We cannot report the average loan amounts for undergraduates attending CSTCM, as that information is not available to us.
Loan default rates can indicate how well Colorado School of Traditional Chinese Medicine is helping students afford to attend college without undue reliance on loans, particularly unsubsidized loans. It can also indicate future earnings and career potential. Pay close attention to this statistic. You don't want to take out loans you can't pay back.
A total of 47 Colorado School of Traditional Chinese Medicine students entered loan repayment in 2017. After three years, 8.5% of these students (4 out of 47) defaulted on their loans. The lower the default rate, the better!
The chart below compares this college to the average 3-year default rate calculated across all of the 4-year schools we have data for.
What does the default rate mean?
A student is considered to be in default on a student loan if they have not made a payment in more than 270 days. The official student loan default rate for a school is calculated by measuring how many students are in default three years after graduation.
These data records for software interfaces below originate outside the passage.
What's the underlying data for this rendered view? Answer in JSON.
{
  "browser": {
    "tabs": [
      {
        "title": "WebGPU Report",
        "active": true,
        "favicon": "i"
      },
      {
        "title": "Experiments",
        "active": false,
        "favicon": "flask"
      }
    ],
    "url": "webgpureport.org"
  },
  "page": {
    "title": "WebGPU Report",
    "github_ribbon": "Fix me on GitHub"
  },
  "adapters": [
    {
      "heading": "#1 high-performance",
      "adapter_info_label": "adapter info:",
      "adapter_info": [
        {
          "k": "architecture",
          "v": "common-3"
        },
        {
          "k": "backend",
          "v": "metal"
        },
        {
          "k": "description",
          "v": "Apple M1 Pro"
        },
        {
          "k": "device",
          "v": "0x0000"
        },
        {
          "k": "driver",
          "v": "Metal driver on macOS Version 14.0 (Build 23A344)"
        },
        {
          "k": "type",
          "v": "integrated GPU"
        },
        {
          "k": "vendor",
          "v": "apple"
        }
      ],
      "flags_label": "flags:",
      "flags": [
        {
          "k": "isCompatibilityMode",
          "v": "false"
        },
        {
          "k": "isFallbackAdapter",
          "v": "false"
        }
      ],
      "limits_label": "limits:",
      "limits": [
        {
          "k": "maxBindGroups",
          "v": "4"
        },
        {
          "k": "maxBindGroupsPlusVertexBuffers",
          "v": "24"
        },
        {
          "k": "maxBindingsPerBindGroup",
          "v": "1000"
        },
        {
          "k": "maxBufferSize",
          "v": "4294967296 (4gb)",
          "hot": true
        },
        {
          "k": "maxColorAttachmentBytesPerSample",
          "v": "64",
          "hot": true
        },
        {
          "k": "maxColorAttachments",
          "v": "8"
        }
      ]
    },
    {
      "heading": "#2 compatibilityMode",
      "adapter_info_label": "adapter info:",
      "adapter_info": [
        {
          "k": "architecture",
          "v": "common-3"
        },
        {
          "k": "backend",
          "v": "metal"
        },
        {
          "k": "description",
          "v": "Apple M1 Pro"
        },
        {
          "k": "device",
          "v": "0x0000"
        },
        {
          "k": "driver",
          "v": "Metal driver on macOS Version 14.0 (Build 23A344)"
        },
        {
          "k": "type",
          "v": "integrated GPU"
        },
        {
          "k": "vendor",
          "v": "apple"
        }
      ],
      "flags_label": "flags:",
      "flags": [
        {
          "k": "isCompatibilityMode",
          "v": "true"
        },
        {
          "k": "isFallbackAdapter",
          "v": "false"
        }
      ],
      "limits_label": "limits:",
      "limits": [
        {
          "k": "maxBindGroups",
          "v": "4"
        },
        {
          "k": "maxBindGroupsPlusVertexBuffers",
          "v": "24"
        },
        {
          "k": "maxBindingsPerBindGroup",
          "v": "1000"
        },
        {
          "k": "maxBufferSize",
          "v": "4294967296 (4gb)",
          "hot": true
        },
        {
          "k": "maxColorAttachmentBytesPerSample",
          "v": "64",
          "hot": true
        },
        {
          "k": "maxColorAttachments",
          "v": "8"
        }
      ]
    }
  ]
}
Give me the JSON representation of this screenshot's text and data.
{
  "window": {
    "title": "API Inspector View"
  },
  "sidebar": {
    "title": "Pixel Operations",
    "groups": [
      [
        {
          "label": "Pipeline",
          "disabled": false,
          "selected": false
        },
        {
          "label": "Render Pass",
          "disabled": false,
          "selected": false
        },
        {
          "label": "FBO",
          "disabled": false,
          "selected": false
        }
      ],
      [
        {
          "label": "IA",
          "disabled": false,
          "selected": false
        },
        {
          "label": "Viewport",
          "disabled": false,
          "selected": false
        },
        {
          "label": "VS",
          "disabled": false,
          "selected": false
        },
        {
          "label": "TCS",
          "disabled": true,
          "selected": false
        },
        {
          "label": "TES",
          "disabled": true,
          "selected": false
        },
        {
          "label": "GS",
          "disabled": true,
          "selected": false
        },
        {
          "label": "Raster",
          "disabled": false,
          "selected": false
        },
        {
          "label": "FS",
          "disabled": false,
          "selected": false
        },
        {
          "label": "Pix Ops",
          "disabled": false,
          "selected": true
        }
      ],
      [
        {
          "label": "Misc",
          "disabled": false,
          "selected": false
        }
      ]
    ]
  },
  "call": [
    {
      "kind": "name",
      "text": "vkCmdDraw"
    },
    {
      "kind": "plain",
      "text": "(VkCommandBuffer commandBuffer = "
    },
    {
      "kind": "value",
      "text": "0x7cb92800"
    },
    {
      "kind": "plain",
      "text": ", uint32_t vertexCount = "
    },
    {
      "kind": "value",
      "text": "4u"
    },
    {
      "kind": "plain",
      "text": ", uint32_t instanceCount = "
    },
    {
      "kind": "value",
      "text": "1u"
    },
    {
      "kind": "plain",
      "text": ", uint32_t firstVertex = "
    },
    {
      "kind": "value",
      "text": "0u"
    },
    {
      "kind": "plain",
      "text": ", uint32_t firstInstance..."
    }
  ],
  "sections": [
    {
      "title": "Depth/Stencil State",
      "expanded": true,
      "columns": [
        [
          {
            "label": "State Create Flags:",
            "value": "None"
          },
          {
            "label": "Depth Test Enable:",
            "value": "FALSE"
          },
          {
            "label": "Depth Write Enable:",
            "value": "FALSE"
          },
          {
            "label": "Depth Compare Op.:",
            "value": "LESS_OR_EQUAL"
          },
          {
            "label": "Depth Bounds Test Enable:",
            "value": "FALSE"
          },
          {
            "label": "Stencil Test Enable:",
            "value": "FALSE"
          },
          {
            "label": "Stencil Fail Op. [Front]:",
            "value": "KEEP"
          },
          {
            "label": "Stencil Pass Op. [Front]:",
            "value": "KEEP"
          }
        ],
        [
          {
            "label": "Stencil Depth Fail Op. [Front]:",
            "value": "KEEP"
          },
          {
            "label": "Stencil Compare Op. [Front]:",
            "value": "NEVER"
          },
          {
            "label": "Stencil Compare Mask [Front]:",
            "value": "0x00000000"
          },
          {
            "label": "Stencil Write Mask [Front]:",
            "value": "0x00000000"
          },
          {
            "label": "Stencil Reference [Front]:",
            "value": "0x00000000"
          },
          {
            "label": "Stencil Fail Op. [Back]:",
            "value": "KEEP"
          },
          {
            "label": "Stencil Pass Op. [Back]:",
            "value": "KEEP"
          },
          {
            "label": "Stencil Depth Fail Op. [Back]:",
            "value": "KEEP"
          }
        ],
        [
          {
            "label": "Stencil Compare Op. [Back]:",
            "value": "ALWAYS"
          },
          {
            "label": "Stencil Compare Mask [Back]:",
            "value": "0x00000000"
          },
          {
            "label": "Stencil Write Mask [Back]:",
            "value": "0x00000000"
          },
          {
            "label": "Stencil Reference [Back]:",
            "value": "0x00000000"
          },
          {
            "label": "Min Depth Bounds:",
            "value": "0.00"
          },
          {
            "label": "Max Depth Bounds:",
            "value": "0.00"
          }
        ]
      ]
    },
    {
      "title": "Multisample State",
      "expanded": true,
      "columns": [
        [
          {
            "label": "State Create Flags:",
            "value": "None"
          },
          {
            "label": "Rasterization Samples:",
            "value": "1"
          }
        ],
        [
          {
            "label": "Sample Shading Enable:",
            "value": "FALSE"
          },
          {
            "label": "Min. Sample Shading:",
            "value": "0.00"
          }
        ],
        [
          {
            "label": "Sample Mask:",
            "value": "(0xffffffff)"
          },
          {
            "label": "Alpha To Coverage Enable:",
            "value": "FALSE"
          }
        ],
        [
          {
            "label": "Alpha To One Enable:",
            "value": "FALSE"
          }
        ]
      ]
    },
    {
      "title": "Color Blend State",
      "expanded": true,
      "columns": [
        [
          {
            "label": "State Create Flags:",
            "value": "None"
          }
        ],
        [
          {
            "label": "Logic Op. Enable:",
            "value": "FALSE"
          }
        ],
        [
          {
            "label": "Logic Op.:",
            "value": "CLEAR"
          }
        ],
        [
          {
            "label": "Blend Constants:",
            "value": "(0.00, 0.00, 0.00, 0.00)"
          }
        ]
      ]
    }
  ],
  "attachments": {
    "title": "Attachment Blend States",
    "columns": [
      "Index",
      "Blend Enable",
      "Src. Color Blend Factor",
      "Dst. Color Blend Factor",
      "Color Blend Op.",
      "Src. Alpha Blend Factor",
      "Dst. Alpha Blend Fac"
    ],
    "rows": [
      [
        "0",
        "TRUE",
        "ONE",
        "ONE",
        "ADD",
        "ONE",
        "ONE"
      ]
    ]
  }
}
Note that the default rate only takes into account federal loans, not private.
When compared to the average three-year default rate of 9.3%, the default rate at Colorado School of Traditional Chinese Medicine is normal, but as the average is increasing at alarming rates, you should make sure you fully understand and are comfortable with your financial aid offer.
Is Colorado School of Traditional Chinese Medicine offering you two separate student loans, one for a subsidized amount and one for an unsubsidized amount? Do you understand the difference? Multiply the total of the loans over four or five years of college and calculate your estimated monthly payment when you graduate. Does it shock you or does it seem affordable? Understanding what you will owe after graduation can help prevent you from starting your career with a large amount of debt that you cannot reasonably afford.
Declaring bankruptcy does not remove student loan debt owed to the Federal government. They can garnish part of your income if you do not pay back your loans.
What's the difference? Unsubsidized student loans accrue interest each month, even while you are in college. Unless you pay that interest each month, what you owe after graduation might surprise you.